Hydrogen transport is a challenge, with any risk of explosion or leakage affecting the public. Precise product flow and fail-safe operation are essential in converting hydrogen to/from its transport medium.
Importance of flow control
Correctly specified flow control equipment can provide a safe working environment, increase process efficiency (by moving quickly and precisely to a set position), reduce emissions, minimise maintenance, increase equipment lifetime and increase operators’ profitability. Hydrogen plants require emergency shutdown (ESD) procedures for control and safety needs.
Rotork provides critical flow control solutions to hydrogen equipment and valve manufacturers throughout the complete hydrogen supply chain, from water flow into electrolysis skids to the flow of hydrogen to transport. Flow control products include electric, hydraulic, and pneumatic actuators and essential instrumentation such as solenoid valves, switch boxes, needle and ball valves, pressure regulators and filter regulators.
Rotork CVL process control electric actuators were installed on green hydrogen electrolysis skids for a French equipment manufacturer, where they play a critical role in the process control of the feedstock to the electrolyser.
Each electrolysis skid has multiple CVL actuators which regulate the pressure and level of the water at the heart of the process. Hydrogen production through electrolysis requires precise control; any actuator installed would need to provide accurate control, a fail-safe action and a high-duty cycle. The CVL-500 actuators were chosen for their high movement frequency, quick reactivity, and ATEX IIC certification.

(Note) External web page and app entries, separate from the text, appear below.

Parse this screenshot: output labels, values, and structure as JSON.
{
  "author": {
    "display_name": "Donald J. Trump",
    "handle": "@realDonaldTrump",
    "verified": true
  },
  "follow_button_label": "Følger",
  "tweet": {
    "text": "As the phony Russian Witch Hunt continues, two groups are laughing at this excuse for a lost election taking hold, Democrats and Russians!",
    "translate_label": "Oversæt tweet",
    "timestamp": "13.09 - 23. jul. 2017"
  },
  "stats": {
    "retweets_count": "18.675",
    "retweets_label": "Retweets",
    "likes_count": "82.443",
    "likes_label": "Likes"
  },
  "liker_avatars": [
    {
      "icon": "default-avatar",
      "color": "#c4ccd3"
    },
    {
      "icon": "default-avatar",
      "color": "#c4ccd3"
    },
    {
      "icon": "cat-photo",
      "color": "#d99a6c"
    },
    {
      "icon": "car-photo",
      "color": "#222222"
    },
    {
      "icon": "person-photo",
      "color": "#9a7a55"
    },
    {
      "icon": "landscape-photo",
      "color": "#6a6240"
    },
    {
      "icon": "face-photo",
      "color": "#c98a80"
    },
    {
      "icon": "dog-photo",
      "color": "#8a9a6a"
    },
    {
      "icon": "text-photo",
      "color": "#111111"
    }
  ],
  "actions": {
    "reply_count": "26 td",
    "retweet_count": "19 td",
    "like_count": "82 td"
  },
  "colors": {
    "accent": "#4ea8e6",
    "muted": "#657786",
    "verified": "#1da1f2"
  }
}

Green hydrogen has probably the greatest potential as a clean fuel to support the desperately needed global energy transition. However, this sits more on a medium-long-term timeline, and it’s evident that we must also consider other mechanisms to speed up this transition for many reasons. This includes the potential for blue, pink and other possible methods of producing low-carbon hydrogen for industry and all other emerging sectors. In each case, high-performing, critical flow control systems are required to provide safe operation, whilst allowing the equipment manufacturer to standardise, simplify and scale up their technology cost-effectively. This in turn will allow green and other low-carbon hydrogen to be produced cost-competitively in the market and will be the key to success.